challenge in such music is in figuring out what phrase to
perform when, not the execution of the individual notes.

My point being, in that case, yes, I don't think there's
really any difference between the two, in the sense of
categorizing what sort of music it is, or in the sense of
whether they should all be on the same mailing list.  Yes,
both the guitar-players-of-Led Zeppelin-riffs and the
samplers-of-Led Zeppelin-riffs have a lot in common.

However, I don't think that's really very much like most
looping music, and I really don't think that's anything
like electronica and traditional DJ sampling (although,
hey, I could be wrong).

The exciting thing about "traditional" looping as opposed
to this presumably fictional "phrase looping" is that once
you've got this loop going, you're free to play "any" phrase
(or single note) you can think of.  While I'm sure a DJ
could use a "big 3" looper to do useful electronica, and
thus might be interested in our mailing list to share
technological know-how, and hence one might be tempted to
say "where are the electronica people, they could use
these instruments", it also seems straightforward to see
that the kind of music (and I don't mean rock vs. jazz
vs. new age vs. electronica) you get one way comes out
radically different from the other way, because of the
musical phrase limitations of one.

Of course, I could be totally wrong.
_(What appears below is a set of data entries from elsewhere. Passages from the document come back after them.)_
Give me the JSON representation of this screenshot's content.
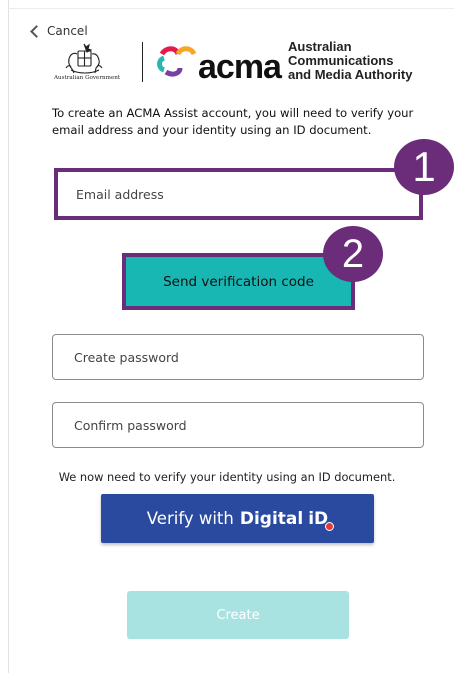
{
  "nav": {
    "cancel_label": "Cancel"
  },
  "branding": {
    "government_caption": "Australian Government",
    "acma_wordmark": "acma",
    "acma_full_name_line1": "Australian",
    "acma_full_name_line2": "Communications",
    "acma_full_name_line3": "and Media Authority",
    "acma_loop_colors": [
      "#e6194b",
      "#f5a623",
      "#2bb5b0",
      "#7b3fa0"
    ]
  },
  "intro_text": "To create an ACMA Assist account, you will need to verify your email address and your identity using an ID document.",
  "form": {
    "email_placeholder": "Email address",
    "send_code_label": "Send verification code",
    "create_password_placeholder": "Create password",
    "confirm_password_placeholder": "Confirm password"
  },
  "annotations": {
    "step1": "1",
    "step2": "2",
    "highlight_color": "#6b2c7a"
  },
  "identity": {
    "note": "We now need to verify your identity using an ID document.",
    "verify_prefix": "Verify with",
    "brand_word": "Digital",
    "brand_id": "iD",
    "button_color": "#2a4aa0"
  },
  "create_label": "Create",
  "colors": {
    "accent_teal": "#19b7b4",
    "disabled_teal": "#a8e3e2"
  }
}
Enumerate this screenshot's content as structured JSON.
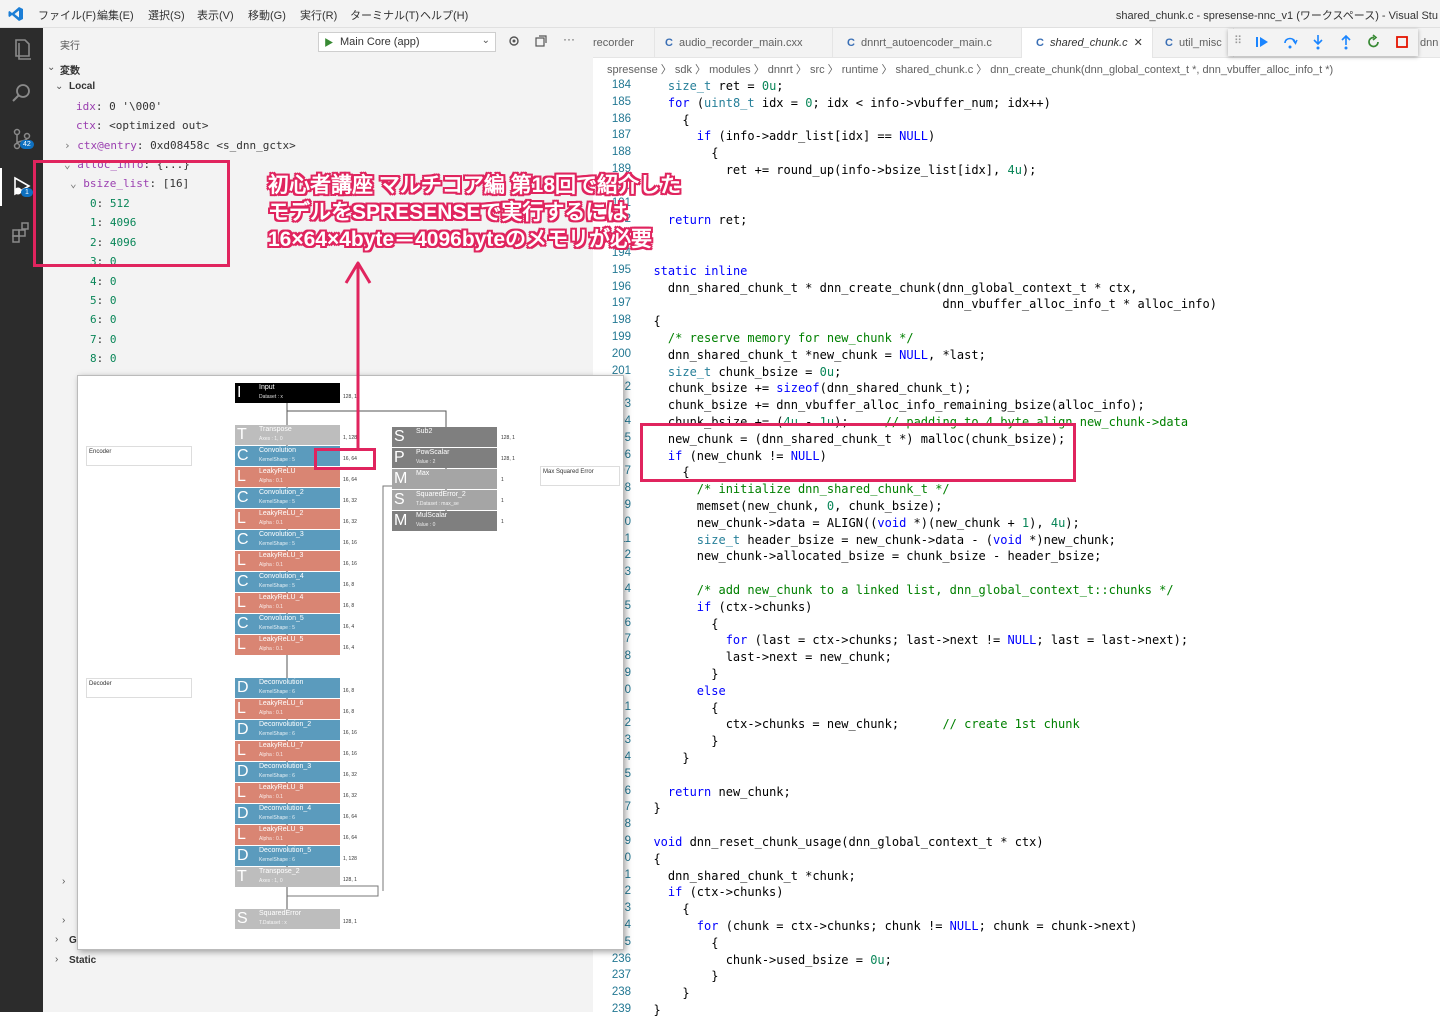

I'm tempted to try to refer to one group as doing
"layered looping" (DJs) and the other as doing "looped layering"
(loopers), but I'm not sure that really makes any sense.

Sean Barrett